  • You can use the "EVALUATE" statement to break out of an instruction at any point if the last statement produced an empty set of data; it is in effect "continue if data available".

  • RETURN, NOCONTENT, ERROR, and NOTIMPLEMENTED (new in v3.3) allows Early exit termination of the instruction with different Exit Codes.

  • Use double-quotes (") to enclose string literals, and in strings use the sequences backslash-double-quote (\") and backslash-backslash (\\) to escape literal double-quotes (") and a literal backslashes (\) respectively.

  • Use C-style comments in Agent language. Both the block and single-line; e.g. /* This is a comment until the block is closed */ and // This is a comment until the end of the line.

  • Use SQL-style comments in SQL statements. Both the block and single-line; e.g. /* This is a comment until the block is closed */ and -- This is a comment until the end of the line.

Here’s an example demonstrating some of the key features of the language – it brings back a row for each loaded DLL/EXE by any running process, the file version info data for that binary, and its MD5 hash. Since the example uses WMI, it will run on Windows only.

Example - query file version info and MD5 hash for loaded binaries

/* Get all the loaded DLLs and EXEs using a WMI query */
@binaries = NativeServices.RunWmiQuery(Namespace: "root\\cimv2", Query: "SELECT * FROM CIM_ProcessExecutable");
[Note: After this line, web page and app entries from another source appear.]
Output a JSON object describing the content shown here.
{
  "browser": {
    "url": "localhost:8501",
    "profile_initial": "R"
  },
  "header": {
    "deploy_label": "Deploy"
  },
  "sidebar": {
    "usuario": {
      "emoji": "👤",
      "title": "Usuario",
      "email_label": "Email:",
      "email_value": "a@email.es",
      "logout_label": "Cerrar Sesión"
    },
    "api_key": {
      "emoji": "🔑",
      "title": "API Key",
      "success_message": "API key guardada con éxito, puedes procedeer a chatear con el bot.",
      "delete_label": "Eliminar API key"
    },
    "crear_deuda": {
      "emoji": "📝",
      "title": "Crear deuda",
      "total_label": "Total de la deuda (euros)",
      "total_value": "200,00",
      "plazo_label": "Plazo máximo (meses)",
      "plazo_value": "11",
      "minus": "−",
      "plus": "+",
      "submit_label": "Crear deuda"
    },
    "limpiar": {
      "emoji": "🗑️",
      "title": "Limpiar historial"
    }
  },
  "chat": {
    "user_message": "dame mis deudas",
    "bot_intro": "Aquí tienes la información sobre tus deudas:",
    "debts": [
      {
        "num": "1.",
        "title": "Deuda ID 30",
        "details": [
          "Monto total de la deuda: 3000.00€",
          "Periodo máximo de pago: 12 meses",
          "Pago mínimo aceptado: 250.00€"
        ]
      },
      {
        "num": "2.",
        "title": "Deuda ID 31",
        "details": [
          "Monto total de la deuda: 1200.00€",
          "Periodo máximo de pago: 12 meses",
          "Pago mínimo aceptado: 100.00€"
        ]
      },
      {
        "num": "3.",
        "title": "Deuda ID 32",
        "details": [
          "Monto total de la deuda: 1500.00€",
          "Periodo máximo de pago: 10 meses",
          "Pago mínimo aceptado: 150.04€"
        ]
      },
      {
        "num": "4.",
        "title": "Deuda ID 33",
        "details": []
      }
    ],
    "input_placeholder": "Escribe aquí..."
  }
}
/* Extract the filename and count the number of times its loaded */
@binaryNames = SELECT   COUNT(1) AS LoadedCount
               ,        LOWER(REPLACE(REGEXPREPLACE("(.*)Name=\"(.*)\"", Antecedent, "$2"), "\\\\", "\\")) AS FileName
               FROM     @binaries
               GROUP BY FileName;

/* For each loaded binary, get the file version info */
@binaryInfo = FOREACH @r IN @binaryNames DO
  FileSystem.GetVersionInfo(FileName: @r.FileName);

/* Then, for each loaded binary, get the MD5 hash */
@hashes = FOREACH @r IN @binaryNames DO
  FileSystem.GetHash(FileName: @r.FileName, Algorithm: "MD5");

/* Then bring everything together */
SELECT     I.*
,          H.FileHash
,          N.LoadedCount
FROM       @binaryInfo AS I
INNER JOIN @hashes AS H      ON I.FileName = H.FileName
INNER JOIN @binaryNames AS N ON I.FileName = N.FileName;